From the USA, a connecting flight must be taken. Other international airlines that fly to Nairobi include El Al, Egyptair, South African Airways, Ethiopian Airlines, Emirates, Air Malawi, Air Zimbabwe, and Qantas.
Only a couple of German airlines fly direct from Europe to Moi International Airport in Mombasa, from Munich (LTU) or Frankfurt (Condor). You can find flight schedules from your home to Nairobi at Amadeus.
Best time to visit Kenya.
The best time of the year to visit Kenya is the summer, from July to September. A second choice would be the winter, especially January and February. Obviously, all this months correspond to the high season, hence the prices are more expensive. Seasonal rains condition both road communications and some cyclic wildlife movements.
Citizens from most countries are required to obtain a visa that costs 50 USD. Visas can be obtained directly on entry.
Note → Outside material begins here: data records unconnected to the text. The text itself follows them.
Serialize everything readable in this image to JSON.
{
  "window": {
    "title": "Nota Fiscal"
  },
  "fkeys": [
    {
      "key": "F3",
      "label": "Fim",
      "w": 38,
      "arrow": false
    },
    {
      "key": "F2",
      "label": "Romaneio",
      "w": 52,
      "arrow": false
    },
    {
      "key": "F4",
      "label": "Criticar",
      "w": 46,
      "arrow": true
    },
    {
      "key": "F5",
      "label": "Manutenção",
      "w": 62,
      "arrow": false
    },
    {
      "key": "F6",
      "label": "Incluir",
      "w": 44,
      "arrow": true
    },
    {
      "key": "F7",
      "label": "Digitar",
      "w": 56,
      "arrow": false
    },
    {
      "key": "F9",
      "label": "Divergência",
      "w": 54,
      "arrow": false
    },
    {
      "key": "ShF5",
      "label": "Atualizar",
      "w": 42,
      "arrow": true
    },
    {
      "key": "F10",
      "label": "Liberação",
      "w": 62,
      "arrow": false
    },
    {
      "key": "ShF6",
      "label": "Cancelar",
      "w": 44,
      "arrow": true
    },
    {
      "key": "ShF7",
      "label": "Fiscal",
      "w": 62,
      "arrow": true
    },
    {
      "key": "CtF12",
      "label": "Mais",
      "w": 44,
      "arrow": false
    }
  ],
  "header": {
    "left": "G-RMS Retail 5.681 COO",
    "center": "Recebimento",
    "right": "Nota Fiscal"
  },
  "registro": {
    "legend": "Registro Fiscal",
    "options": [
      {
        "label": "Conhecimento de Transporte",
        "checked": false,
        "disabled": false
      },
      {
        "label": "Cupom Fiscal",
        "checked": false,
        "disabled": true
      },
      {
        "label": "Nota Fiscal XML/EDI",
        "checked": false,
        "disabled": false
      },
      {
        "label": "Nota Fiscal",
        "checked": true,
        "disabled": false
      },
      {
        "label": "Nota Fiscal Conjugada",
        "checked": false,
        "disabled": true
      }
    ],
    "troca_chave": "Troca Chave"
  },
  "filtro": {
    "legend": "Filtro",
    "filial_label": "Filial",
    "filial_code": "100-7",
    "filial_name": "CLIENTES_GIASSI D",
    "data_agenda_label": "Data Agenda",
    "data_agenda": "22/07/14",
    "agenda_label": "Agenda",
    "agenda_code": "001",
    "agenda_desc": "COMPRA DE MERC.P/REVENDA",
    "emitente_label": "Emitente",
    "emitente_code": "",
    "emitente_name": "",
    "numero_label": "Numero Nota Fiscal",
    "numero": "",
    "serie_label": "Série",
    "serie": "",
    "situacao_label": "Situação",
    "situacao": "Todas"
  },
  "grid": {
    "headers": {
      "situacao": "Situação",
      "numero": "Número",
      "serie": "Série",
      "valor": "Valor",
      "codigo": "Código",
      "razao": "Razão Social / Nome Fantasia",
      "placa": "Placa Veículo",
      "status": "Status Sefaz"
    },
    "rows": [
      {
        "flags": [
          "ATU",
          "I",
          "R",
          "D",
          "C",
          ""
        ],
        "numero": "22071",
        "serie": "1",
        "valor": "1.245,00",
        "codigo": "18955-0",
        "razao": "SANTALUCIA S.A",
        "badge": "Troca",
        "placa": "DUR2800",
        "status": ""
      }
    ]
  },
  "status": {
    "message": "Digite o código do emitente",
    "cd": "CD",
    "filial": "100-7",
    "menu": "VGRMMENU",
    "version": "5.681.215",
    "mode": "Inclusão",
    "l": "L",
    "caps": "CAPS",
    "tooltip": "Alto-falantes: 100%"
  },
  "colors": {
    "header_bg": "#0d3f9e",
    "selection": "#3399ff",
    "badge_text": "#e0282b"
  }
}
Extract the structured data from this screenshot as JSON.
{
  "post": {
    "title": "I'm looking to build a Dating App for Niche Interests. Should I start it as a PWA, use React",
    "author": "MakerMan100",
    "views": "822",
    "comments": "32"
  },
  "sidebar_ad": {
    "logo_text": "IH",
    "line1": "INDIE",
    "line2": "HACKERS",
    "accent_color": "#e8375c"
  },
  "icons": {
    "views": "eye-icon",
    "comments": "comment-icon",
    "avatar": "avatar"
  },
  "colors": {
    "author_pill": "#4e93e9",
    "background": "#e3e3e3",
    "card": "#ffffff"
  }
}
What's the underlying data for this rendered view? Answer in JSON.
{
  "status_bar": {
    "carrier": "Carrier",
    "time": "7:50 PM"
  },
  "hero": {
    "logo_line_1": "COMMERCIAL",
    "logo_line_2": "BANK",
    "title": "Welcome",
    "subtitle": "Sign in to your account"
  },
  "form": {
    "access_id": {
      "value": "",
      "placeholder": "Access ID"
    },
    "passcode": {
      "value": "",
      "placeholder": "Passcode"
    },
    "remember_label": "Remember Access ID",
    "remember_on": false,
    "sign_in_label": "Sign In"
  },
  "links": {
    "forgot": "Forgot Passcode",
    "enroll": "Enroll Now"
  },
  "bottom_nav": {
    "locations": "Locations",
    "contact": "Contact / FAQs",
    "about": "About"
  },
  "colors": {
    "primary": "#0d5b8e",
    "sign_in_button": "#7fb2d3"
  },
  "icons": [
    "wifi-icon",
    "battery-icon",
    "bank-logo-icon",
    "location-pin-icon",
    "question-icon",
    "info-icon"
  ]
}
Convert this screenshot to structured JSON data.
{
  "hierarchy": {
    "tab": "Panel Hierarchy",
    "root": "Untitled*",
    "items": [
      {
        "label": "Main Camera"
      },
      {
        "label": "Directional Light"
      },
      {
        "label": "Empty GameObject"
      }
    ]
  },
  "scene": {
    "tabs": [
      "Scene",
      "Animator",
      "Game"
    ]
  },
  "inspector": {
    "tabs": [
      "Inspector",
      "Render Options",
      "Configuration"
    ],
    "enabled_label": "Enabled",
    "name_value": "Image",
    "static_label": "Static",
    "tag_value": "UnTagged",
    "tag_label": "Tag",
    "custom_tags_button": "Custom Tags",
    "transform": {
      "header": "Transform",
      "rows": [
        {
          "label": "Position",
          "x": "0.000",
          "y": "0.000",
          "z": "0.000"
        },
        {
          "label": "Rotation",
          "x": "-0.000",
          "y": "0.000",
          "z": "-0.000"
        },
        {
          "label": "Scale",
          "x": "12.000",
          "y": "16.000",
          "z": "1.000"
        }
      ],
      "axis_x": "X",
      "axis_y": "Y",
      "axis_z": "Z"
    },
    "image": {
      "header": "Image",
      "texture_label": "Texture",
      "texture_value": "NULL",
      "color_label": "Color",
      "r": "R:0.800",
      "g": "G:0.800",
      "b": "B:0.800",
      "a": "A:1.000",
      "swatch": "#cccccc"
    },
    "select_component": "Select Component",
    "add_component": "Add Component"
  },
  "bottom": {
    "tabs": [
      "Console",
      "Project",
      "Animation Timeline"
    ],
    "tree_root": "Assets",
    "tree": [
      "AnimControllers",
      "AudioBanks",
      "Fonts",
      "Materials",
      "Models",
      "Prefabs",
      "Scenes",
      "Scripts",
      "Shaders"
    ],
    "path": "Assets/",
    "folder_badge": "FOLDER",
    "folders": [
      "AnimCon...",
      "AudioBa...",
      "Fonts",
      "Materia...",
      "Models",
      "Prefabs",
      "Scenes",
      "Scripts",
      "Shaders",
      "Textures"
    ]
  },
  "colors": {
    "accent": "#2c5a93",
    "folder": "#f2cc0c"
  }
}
However, if there is a Kenyan diplomatic mission in your country, it is advisable to obtain the visa in advance. The visa is valid for 90 days.These are required and information can be obtained from any Kenya/Tanzania/Uganda tourist office, Embassy, High Commission.
Warm days and cool early mornings and evenings in most parts of the country, at altitude the temperatures are moderate.
There are two rainy seasons, the “long rains” from March to June and the “short rains” from October to December (for more details, read the climate and vegetation page). During these months, some dirt roads become heavily muddy and some parks get flooded, hindering road transit and even supply to the lodges.
On the other hand, the wildebeest herds at Masai Mara, one of the most visited parks,migrate on a cyclic basis from this reserve to Serengeti and back. Wildebeests and their zebra escorts arrive to Masai Mara right after the long rains, searching the young and salt-rich pastures.
Thus, wildlife is more abundant in Masai Mara during the summer. In January and February, the weather is generally drier and hotter than in August. These months are suitable for visiting the country, but in the arid north temperatures go high, while few wildebeests and zebra can be found at Masai Mara.
Informal, light weight clothing is recommended. Mornings and evenings can be cool so a sweater/jacket should be considered as well as a hat for protection from the equatorial sun.
(A) As a precaution,anti-malaria prophylactics should be taken before,during and after a visit to Kenya.Good hospitals and medical care facilities are available.
(B) Recommended-Certificates of inoculation against Yellow fever and Cholera are required from visitors coming from countries where these are endemic.
Nairobi Hospital and the Aga Khan Hospital are two of the best hospitals in Africa and the staff and facilities are able to provide for most any emergency. Most medications are available and chemists are not as strict about prescriptions as in other parts of the world, but it is best that you bring an adequate supply of any medications you require during travel
Flying Doctor’s Rescue fee (available at USD30 per person–recommended).